The study's senior author, David Feldman, MD, professor of medicine, who has been studying vitamin D for 25 years, had shown in previous studies that a form of the vitamin, known as calcitriol, limits the growth of prostate cancer cells. Calcitriol, the active form of vitamin D, is the metabolite that is created in the body after consumption of vitamin D-containing food or exposure to the sun.
Feldman wanted to see if he could boost calcitriol's effects and lower the dose by using it in conjunction with another drug. He and his colleagues, including professor of urology Donna Peehl, PhD, who specializes in developing models of prostate cancer in cultured cells, found that by using calcitriol with nonsteroidal anti-inflammatory drugs, or NSAIDs, they could suppresses prostate cancer growth in vitro even more-and with smaller doses-than using either drug alone.

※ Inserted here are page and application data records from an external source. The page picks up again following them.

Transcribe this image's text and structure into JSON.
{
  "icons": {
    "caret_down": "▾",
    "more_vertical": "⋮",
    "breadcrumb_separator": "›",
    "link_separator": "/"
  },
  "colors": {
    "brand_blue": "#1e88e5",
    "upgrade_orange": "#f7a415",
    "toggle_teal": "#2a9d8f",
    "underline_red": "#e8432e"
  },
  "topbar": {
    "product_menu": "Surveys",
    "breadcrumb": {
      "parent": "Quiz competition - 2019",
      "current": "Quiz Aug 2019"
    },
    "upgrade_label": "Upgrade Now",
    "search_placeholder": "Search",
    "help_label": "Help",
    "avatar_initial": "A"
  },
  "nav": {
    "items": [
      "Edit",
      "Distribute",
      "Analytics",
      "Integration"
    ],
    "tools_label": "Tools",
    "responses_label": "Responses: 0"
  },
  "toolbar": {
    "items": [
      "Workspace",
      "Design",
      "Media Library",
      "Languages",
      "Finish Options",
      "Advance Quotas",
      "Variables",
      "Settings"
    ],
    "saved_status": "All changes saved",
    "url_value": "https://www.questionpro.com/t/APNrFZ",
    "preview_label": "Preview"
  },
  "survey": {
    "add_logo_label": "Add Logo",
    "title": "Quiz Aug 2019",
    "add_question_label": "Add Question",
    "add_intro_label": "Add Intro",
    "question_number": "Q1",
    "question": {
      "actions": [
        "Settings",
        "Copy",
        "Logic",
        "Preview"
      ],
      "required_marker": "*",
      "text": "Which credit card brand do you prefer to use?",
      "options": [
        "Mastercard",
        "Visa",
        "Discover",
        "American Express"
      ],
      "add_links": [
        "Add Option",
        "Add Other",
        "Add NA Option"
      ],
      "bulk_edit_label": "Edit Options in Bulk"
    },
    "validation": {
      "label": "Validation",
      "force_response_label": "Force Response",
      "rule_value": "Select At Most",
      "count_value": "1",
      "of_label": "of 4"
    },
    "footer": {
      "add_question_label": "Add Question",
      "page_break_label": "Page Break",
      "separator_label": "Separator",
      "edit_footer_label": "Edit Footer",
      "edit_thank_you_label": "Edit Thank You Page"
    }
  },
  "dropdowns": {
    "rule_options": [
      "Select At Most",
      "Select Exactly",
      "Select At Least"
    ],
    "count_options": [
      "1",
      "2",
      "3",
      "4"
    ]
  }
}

"There is great enhancement when the drugs are given together, using what we think is a safe dose in humans," said Feldman. "It's hard to make an exact comparison, as we are talking about cells in a dish and not a person." Still, based on the findings, he and his colleagues have already begun a clinical trial in men who have a post-treatment recurrence of prostate cancer. Both calcitriol and nonselective NSAIDs have been used in humans for years, and the safety and risks of these drugs are well known.
According to the Centers for Disease Control and Prevention, nearly 30,000 men die annually in the United States from prostate cancer. Among cancers, only lung cancer kills more men. Although prostate cancer is often a slow-growing, noninvasive type of cancer, there are some cases where a deadly migration of cancer cells invades other parts of the body. The standard treatment for such cases is hormone therapy, but that treatment ultimately does not work for most patients. Slowing the growth of the prostate cancer cells could buy time for patients before beginning this last-ditch therapy.

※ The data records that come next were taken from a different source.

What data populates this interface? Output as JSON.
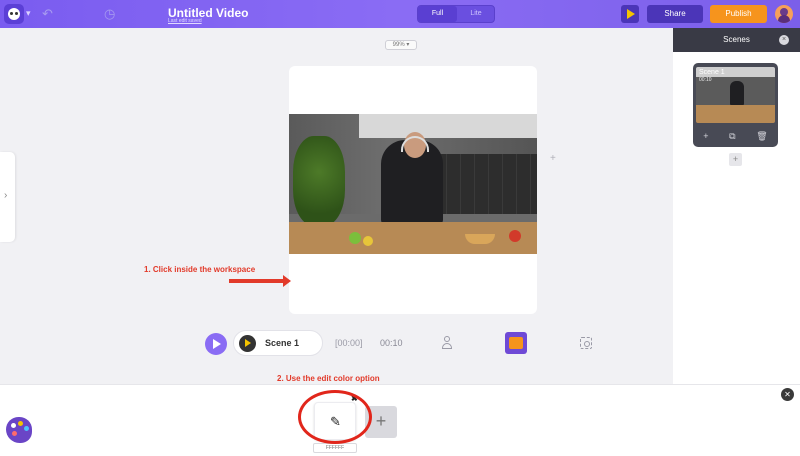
{
  "header": {
    "title": "Untitled Video",
    "subtitle": "Last edit saved",
    "mode_full": "Full",
    "mode_lite": "Lite",
    "share_label": "Share",
    "publish_label": "Publish"
  },
  "workspace": {
    "zoom": "99%",
    "zoom_caret": "▾",
    "plus": "+"
  },
  "annotations": {
    "step1": "1. Click inside the workspace",
    "step2": "2. Use the edit color option"
  },
  "timeline": {
    "scene_label": "Scene 1",
    "start": "[00:00]",
    "duration": "00:10"
  },
  "scenes_panel": {
    "title": "Scenes",
    "close": "×",
    "cards": [
      {
        "name": "Scene 1",
        "time": "00:10",
        "add": "+",
        "duplicate": "⧉",
        "delete": "🗑"
      }
    ],
    "add": "+"
  },
  "color_panel": {
    "swatch_hex": "FFFFFF",
    "remove": "✖",
    "pencil": "✎",
    "add": "+",
    "close": "✕"
  },
  "left_tab": {
    "arrow": "›"
  },
  "colors": {
    "accent": "#8a6cf4",
    "publish": "#f6941d",
    "annotation": "#e23a2a"
  }
}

Over the course of Feldman's years of vitamin D research, he and others had determined that the vitamin has several actions that make it useful in cancer therapy. While a great deal is now known about these effects, there is still much to be learned about how the vitamin stymies tumor growth.
To get an idea of what calcitriol does on a genetic level to halt tumor growth, the researchers used a cDNA microarray, a tool that provides an overview of the genetic changes that occur when prostate cancer cells react to calcitriol. The researchers discovered that two of the affected genes are critical in the production and breakdown of prostaglandins - hormones that cause a range of physiological effects, including inflammation. Inflammation, in turn, is also associated with cancer growth.
Like calcitriol, NSAIDs also block prostaglandin production. Thus, it seemed logical to test calcitriol in various combinations with NSAIDs to see if the double whammy could knock out prostate cancer better than either drug alone, explained study leader Jacqueline Moreno, PhD, a postdoctoral scholar in Feldman's lab.
When the researchers began the study, which was done on cells in culture, they were using selective NSAIDs, such as Vioxx and Celebrex. These drugs specifically target the prostaglandin pathway, reducing the gastrointestinal side effects of the nonselective NSAIDs. But after Vioxx was pulled from the market last year due to cardiovascular risks, the researchers switched to using two nonselective NSAIDs, ibuprofen and naproxen, so that the controversy over selective NSAIDs wouldn't cast a shadow over their work.
The group saw a 25 percent reduction in prostate cell growth using only calcitriol, and approximately the same reduction using only ibuprofen and naproxen. But when they combined calcitriol and an NSAID, they saw up to a 70 percent reduction. This result was obtained using from one-half to one-tenth the concentration required for either of the drugs used alone.
The group's findings are the basis of a new clinical trial Feldman has begun with oncologist Sandy Srinivas, MD, assistant professor of medicine. Men who have been treated for prostate cancer, but who are experiencing a recurrence, take naproxen twice a day combined with a high, once-weekly dose of calcitriol. Weekly administration of calcitriol avoids a pitfall of earlier studies that used daily dosing: too much calcium in the blood, a condition called hypercalcemia, which can lead to kidney stones.
Feldman's group uses calcitriol for both the cell culture studies and the clinical trial to ensure that enough of the active form of vitamin D is in the patients to be effective. Feldman emphasized that calcitriol is available by prescription only. "We don't want the patient to think that if they take over-the-counter vitamin D, it will work in the same way," he said.
Staff research scientist Aruna Krishnan, PhD, research associate Srilatha Swami, PhD, and urology postdoctoral scholar Larisa Nonn, PhD, also contributed to this work, which was funded by grants from the National Institutes of Health and the Department of Defense.
Stanford University Medical Center integrates research, medical education and patient care at its three institutions - Stanford University School of Medicine, Stanford Hospital & Clinics and Lucile Packard Children's Hospital at Stanford. For more information, please visit the Web site of the medical center's Office of Communication & Public Affairs at http://mednews.